EXERCISE BRIEF:
Each line holding the string "препараты" is to be copied from the data.

Excerpts from an interface dataset:
++++++

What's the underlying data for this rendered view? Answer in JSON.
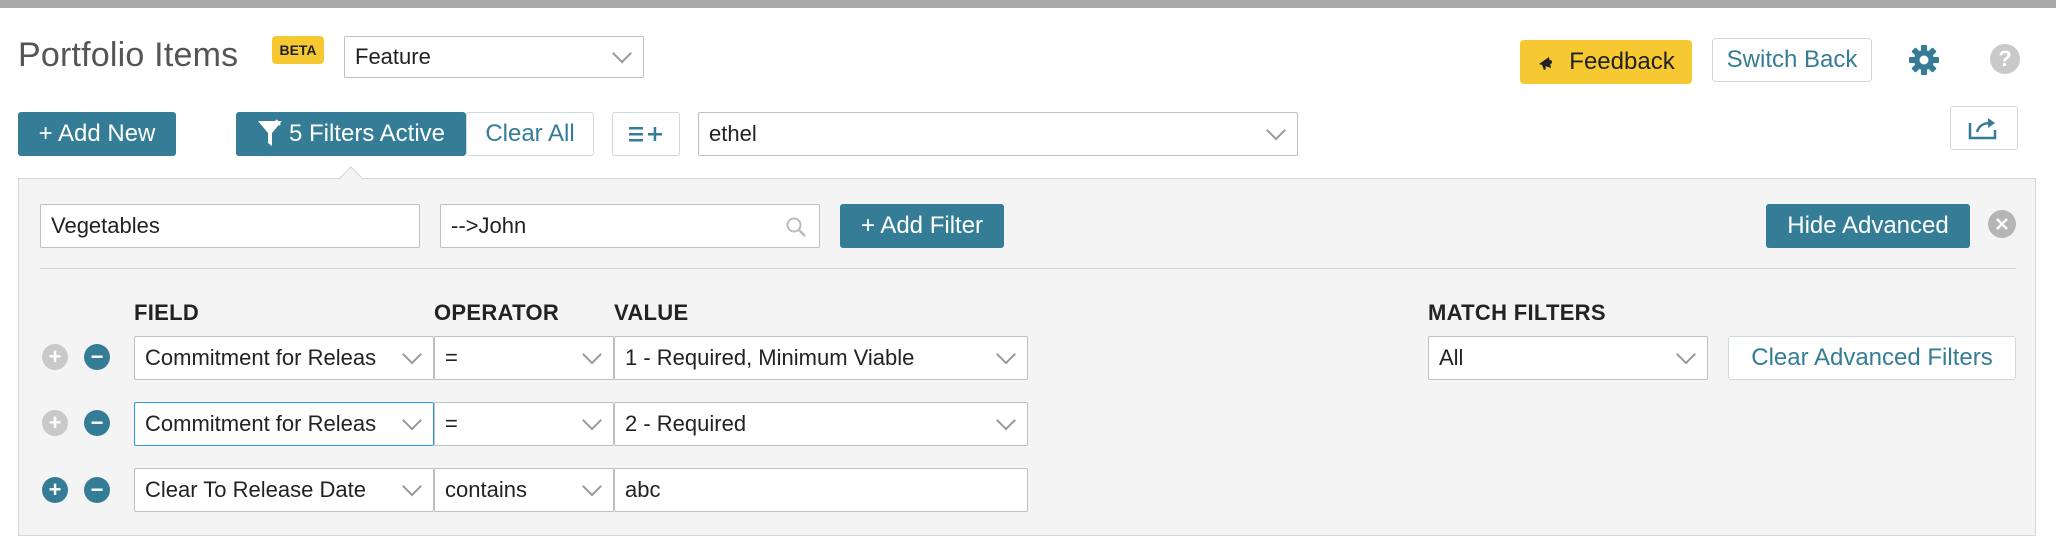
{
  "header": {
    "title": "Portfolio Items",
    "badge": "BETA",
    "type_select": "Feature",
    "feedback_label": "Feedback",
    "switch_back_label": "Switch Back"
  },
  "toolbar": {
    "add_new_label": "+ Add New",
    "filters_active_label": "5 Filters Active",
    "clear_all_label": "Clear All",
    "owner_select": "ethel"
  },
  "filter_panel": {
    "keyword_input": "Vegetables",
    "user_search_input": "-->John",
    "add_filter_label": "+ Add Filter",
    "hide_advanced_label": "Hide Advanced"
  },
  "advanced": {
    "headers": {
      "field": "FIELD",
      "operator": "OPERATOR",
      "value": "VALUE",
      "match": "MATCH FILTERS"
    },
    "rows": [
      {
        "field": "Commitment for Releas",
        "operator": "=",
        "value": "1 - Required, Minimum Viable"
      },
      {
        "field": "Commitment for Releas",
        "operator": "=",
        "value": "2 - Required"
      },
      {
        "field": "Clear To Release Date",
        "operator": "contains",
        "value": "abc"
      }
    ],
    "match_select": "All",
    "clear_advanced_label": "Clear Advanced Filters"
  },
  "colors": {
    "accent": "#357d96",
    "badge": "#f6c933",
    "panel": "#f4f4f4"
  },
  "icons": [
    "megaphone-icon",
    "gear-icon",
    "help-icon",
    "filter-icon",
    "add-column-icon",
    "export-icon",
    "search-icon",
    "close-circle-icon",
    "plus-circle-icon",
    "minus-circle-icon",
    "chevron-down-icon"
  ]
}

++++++

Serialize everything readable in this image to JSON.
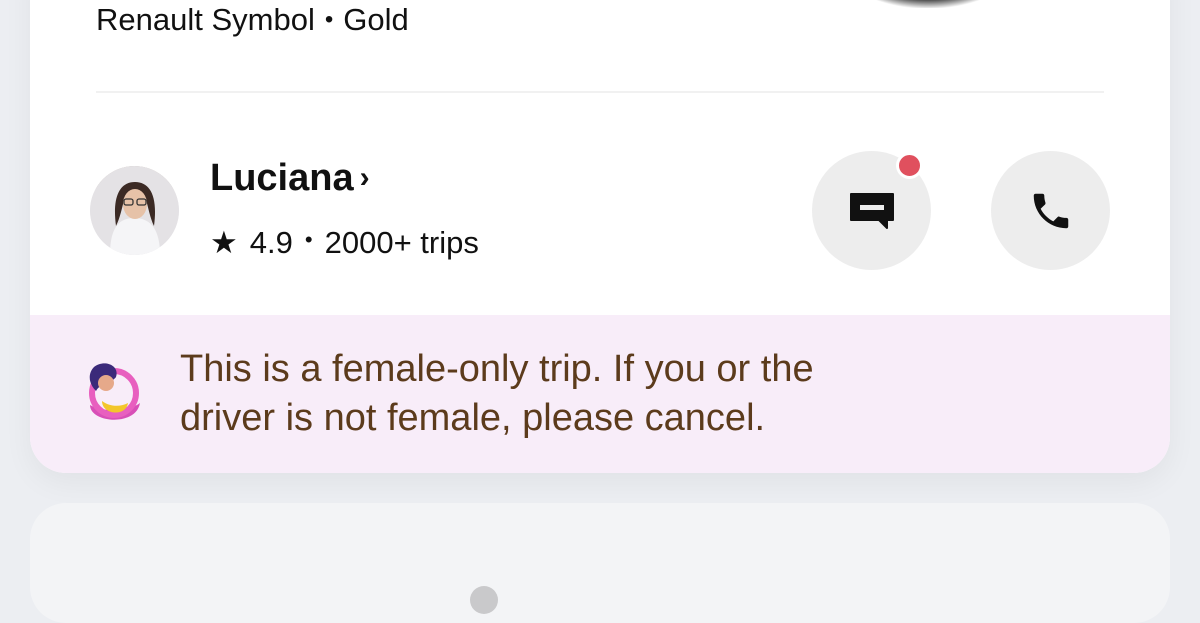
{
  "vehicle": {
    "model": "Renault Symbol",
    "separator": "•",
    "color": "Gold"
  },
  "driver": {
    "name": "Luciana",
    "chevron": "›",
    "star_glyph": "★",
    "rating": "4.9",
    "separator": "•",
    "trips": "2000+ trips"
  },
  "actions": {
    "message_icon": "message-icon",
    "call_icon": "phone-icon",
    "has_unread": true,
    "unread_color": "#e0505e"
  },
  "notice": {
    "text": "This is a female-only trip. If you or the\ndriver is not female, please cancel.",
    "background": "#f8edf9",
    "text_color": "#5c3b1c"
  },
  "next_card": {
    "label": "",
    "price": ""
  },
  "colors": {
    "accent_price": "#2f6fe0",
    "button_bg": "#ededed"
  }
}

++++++

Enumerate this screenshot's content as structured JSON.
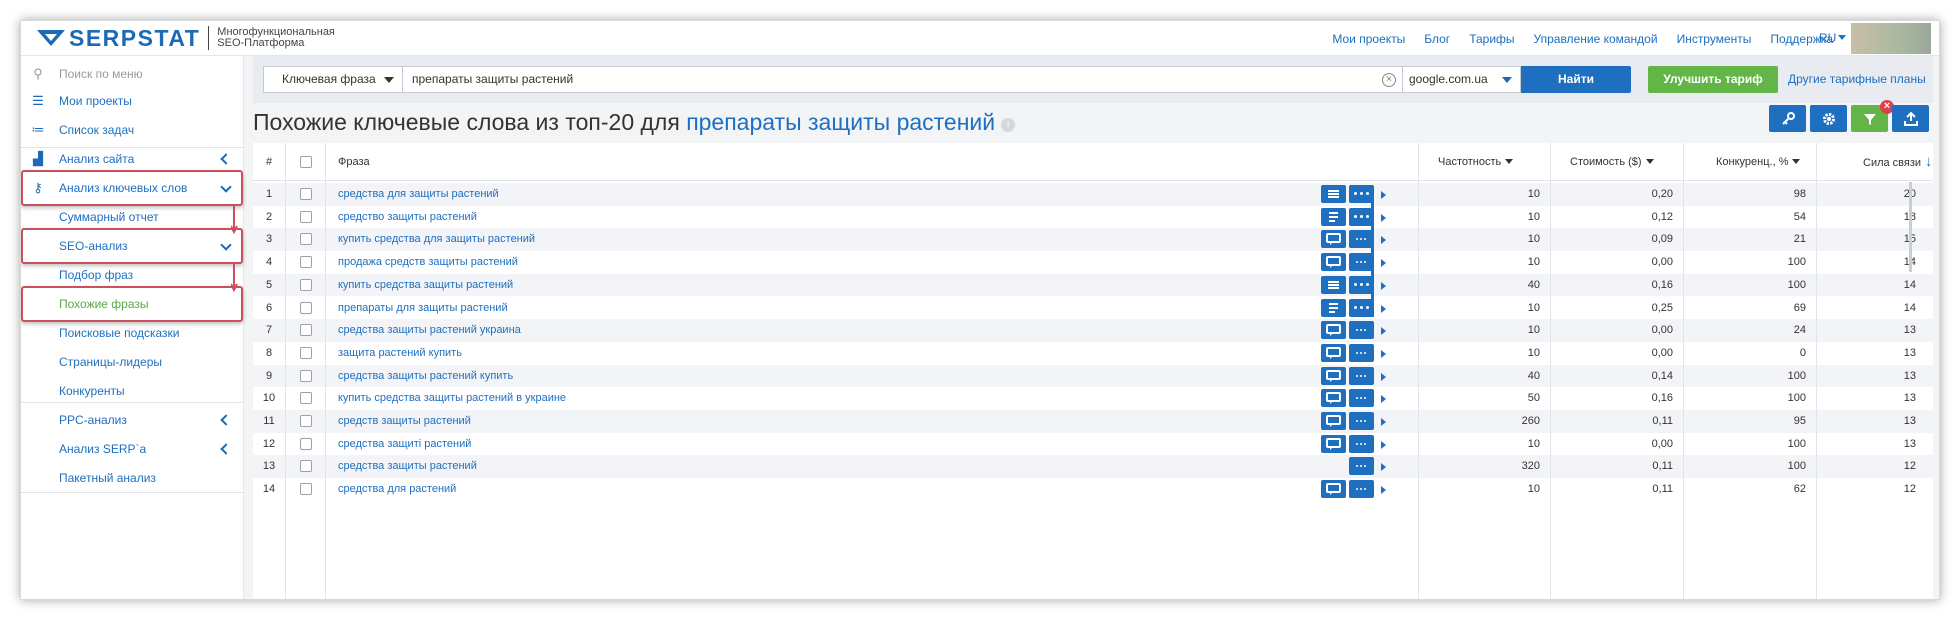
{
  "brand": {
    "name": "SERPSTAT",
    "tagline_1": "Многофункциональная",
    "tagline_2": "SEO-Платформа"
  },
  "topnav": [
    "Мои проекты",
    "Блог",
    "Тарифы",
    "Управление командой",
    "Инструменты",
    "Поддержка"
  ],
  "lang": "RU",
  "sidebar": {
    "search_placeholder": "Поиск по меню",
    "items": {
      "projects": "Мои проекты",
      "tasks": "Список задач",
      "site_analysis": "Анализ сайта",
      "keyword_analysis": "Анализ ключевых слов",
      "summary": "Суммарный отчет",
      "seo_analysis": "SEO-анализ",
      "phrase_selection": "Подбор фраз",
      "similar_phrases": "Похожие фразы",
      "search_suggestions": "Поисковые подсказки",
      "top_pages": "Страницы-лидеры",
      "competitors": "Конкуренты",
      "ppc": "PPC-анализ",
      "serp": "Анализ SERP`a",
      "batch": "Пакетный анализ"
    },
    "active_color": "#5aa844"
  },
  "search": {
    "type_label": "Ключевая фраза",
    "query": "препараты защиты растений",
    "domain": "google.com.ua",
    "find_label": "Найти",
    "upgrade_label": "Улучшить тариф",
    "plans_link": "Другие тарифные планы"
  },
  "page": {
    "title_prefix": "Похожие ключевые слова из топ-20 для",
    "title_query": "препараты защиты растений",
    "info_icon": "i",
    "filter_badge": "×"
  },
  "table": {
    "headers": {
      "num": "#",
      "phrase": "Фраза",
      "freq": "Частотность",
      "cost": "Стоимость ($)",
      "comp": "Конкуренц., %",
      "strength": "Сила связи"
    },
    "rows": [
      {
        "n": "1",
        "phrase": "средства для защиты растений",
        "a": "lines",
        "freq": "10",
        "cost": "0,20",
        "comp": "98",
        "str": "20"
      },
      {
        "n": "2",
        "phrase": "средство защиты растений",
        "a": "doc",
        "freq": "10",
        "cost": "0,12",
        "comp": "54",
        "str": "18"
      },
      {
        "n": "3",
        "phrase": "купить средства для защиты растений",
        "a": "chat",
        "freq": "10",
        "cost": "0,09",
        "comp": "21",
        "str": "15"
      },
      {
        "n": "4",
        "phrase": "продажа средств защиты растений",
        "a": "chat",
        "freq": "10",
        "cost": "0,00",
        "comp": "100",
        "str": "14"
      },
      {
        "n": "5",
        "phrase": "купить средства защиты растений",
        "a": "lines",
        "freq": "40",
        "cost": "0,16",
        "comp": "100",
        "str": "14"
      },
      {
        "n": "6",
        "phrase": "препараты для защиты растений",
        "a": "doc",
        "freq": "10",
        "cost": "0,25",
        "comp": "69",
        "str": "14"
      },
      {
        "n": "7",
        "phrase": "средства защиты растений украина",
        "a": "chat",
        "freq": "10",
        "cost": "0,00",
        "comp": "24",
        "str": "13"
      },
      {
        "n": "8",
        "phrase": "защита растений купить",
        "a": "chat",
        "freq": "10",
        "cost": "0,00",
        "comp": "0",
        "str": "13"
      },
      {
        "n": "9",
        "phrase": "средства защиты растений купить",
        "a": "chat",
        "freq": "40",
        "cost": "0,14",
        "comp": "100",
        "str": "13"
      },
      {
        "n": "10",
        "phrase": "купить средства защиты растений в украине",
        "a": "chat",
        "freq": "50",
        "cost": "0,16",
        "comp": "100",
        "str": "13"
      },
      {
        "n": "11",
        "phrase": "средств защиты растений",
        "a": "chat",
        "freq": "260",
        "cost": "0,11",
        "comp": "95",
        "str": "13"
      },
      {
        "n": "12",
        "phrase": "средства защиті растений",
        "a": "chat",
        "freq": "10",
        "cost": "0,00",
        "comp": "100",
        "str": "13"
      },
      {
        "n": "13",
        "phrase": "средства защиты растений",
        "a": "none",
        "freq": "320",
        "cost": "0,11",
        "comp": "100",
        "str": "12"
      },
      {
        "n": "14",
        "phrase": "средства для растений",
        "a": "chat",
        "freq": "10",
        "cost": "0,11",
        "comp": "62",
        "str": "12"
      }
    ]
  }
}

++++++

REPLY TO THE EXERCISE:
    "query": "препараты защиты растений",
    "title_query": "препараты защиты растений",
        "phrase": "препараты для защиты растений",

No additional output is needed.